(Dataset rows describing interfaces)
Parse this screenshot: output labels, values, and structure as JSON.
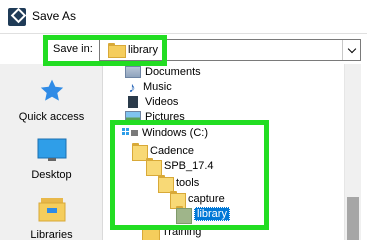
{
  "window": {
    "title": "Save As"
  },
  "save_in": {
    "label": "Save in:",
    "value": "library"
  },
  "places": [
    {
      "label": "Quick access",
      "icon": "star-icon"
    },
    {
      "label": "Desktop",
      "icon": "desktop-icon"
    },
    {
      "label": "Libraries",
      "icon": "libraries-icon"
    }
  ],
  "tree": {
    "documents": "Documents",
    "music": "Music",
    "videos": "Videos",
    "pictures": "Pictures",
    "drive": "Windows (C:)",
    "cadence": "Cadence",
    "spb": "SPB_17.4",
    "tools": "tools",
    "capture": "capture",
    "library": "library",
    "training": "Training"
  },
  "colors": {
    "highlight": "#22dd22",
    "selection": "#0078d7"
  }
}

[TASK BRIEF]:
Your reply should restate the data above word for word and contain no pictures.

[ANSWER TO THE EXERCISE]:
Parse this screenshot: output labels, values, and structure as JSON.
{
  "window": {
    "title": "Save As"
  },
  "save_in": {
    "label": "Save in:",
    "value": "library"
  },
  "places": [
    {
      "label": "Quick access",
      "icon": "star-icon"
    },
    {
      "label": "Desktop",
      "icon": "desktop-icon"
    },
    {
      "label": "Libraries",
      "icon": "libraries-icon"
    }
  ],
  "tree": {
    "documents": "Documents",
    "music": "Music",
    "videos": "Videos",
    "pictures": "Pictures",
    "drive": "Windows (C:)",
    "cadence": "Cadence",
    "spb": "SPB_17.4",
    "tools": "tools",
    "capture": "capture",
    "library": "library",
    "training": "Training"
  },
  "colors": {
    "highlight": "#22dd22",
    "selection": "#0078d7"
  }
}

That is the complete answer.